The BPIF has released the Executive Summary of its Coronavirus Support Schemes Survey. The survey, a follow-up to the BPIF Business Impact Survey, was designed to find out if businesses are getting the emergency assistance they need from the Government.

Taking place across 22 – 30 April it collected feedback and opinions on the main support schemes, how companies were able to access them and how effective they are.

The survey was open to all companies in relevant industries, not just BPIF members. The combined turnover of fully responding companies is over £2.5 billion in businesses employing more than 15,000 people. Three-quarters (75%) of all responses were from companies in the Printing and Printed Packaging industry, the remaining 25% were from the Office Supplies industry. Around three quarters (73%) are remaining partially open and have furloughed some employees. 12% of companies have entirely shut down operations and furloughed all applicable employees.

The key findings included:

Job Retention Scheme (JRS)

  • The HMRC portal has been a success for the majority of responses, almost three-quarters (73%) of companies have been able to access the portal and complete their application.
  • Over 600 redundancies are anticipated once JRS ends, this equates to about 4% of all employees from responding companies; a considerably lower proportion than the 35% of employees that are on furlough (or going on to furlough) and might otherwise have been made redundant already if it wasn’t for the JRS.
  • Almost three-quarters (74%) of respondents would like Government to extend furlough capability as they take time to recover and ramp-up capacity. Over half (55%) of companies would like to have the ability to roll staff in and out of furlough more frequently.

Coronavirus Business Interruption Loan Schemes (CBILS)

  • One-third (33%) of responding companies have applied for the CBILS.
  • Just over one-quarter (26%) of those companies that had applied for a business interruption loan had been successful in their application at the time of responding to the survey.
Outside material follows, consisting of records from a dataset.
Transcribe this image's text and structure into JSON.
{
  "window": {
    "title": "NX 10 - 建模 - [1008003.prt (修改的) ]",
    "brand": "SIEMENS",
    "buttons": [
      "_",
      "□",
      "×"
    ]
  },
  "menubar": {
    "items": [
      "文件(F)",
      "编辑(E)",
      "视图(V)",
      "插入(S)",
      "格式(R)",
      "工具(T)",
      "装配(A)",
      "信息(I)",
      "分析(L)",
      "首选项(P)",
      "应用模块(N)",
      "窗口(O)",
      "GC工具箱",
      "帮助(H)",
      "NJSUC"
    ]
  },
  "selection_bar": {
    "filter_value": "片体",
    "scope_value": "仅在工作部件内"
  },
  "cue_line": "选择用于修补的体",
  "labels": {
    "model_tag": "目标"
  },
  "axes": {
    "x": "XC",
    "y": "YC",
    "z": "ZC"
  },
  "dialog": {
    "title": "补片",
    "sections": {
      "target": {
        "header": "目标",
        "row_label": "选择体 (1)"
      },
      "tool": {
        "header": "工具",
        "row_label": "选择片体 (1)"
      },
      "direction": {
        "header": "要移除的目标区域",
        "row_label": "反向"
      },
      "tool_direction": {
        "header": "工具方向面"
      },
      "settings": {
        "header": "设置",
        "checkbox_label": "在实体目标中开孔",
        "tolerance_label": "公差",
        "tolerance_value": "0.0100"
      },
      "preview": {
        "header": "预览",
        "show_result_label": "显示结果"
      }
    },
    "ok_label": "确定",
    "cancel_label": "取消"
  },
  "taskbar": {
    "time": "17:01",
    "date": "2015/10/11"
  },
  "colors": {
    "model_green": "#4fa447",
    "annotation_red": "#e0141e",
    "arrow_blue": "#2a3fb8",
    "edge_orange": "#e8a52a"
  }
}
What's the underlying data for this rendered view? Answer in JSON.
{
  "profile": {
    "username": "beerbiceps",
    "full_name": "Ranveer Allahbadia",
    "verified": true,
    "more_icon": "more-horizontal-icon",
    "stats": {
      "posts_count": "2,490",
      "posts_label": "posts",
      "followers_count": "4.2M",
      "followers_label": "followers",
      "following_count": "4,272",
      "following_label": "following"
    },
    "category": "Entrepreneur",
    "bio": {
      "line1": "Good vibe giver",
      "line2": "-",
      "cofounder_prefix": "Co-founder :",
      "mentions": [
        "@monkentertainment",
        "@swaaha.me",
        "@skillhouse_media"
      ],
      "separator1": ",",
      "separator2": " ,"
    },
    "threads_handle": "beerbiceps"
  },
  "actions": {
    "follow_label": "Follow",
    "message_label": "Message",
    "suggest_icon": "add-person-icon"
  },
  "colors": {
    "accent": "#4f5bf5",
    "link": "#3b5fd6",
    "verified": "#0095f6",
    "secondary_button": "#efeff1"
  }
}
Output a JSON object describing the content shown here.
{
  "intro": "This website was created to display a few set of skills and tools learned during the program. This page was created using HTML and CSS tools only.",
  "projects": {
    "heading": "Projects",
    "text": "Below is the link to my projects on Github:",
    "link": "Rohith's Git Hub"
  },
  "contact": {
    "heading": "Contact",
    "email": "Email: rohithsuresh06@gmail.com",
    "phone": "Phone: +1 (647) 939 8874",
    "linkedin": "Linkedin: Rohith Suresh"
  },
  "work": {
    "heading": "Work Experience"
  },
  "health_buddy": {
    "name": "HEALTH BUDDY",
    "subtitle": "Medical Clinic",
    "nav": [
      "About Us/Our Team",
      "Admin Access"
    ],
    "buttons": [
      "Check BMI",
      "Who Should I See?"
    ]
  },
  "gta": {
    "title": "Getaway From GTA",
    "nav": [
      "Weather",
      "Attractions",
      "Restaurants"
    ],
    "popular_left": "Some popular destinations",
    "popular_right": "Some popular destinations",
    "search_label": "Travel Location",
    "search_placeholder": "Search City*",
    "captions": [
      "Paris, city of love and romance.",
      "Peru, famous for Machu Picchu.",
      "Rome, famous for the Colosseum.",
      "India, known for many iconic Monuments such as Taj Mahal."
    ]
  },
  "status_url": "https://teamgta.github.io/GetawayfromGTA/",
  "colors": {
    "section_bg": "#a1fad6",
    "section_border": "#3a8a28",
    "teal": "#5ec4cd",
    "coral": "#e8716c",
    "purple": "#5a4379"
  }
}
Just over one-fifth (21%) had not been successful and over half (53%) were waiting to find out.
  • Most aspects of the loan schemes application processes were rated negatively.


  • Over two-thirds of responding companies acknowledged that they support or supply the hospitality, retail or leisure sectors.
  • The majority of respondents (62%) have not applied for any grant support. Just under one- fifth (19%) have applied for and received some grant support.


  • The two changes most likely to become more permanent, as identified by survey respondents, are social distancing in the workplace and more clients’ employees working from home – both were selected by 64% of responding companies. A faster digital transformation for meetings, events and training were selected by 45%.
  • The vast majority of companies do not expect demand levels to recover anytime soon. The ‘more than 12 months’ time’ category attracted the largest share of respondents – 27%
  • 46% of respondents have deferred VAT payments, with a further 23% intending to do so in the future.
  • 26% of respondents have taken advantage of Business rates relief with a further 16% planning too.
  • Just under a third (31%) have arranged rent or mortgage holidays, with 12% set to.

‘Our latest survey confirms the acute importance to the sector of the support schemes when so much of the economy is temporarily unable to operate,’ BPIF CEO Charles Jarrold commented. ‘12% of respondees have ceased operations entirely, with a further 73% relying upon the Job Retention Scheme, although there’s clear feedback on the need for greater flexibility within the scheme. The CBILs scheme had significant teething problems but is now becoming more effective, although we have significant reservations about debt being offered as support, rather than grants and other direct relief.  Finally, with the vast majority of companies not expecting demand to recover any time soon, support schemes must stay in place to avoid large scale company failures and job losses while the economy recovers.  Ours is a resilient and innovative sector, but it will need time to recover.’